Please copy out the lines in the entries that contain "icon".

RECORD EXCERPTS:
+++++

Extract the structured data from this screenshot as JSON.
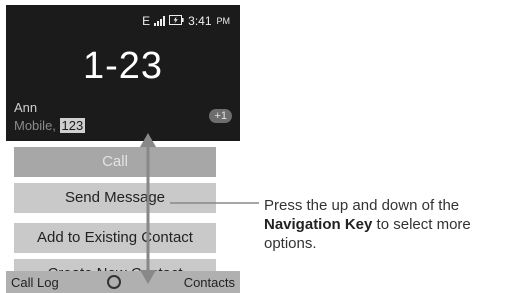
{
  "status_bar": {
    "network": "E",
    "signal_icon": "signal-bars-icon",
    "battery_icon": "battery-charging-icon",
    "time": "3:41",
    "ampm": "PM"
  },
  "call": {
    "number": "1-23",
    "contact_name": "Ann",
    "number_type": "Mobile,",
    "highlight": "123",
    "badge": "+1"
  },
  "menu": {
    "items": [
      {
        "label": "Call",
        "selected": true
      },
      {
        "label": "Send Message",
        "selected": false
      },
      {
        "label": "Add to Existing Contact",
        "selected": false
      },
      {
        "label": "Create New Contact",
        "selected": false
      }
    ]
  },
  "softkeys": {
    "left": "Call Log",
    "center_icon": "center-circle-icon",
    "right": "Contacts"
  },
  "callout": {
    "part1": "Press the up and down of the",
    "bold": "Navigation Key",
    "part2": "to select more options."
  },
  "colors": {
    "screen_dark": "#1b1b1b",
    "menu_button": "#c9c9c9",
    "menu_selected": "#a7a7a7",
    "softkey_bar": "#b0b0b0",
    "arrow": "#888888"
  }
}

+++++

YOUR SOLUTION:
    "signal_icon": "signal-bars-icon",
    "battery_icon": "battery-charging-icon",
    "center_icon": "center-circle-icon",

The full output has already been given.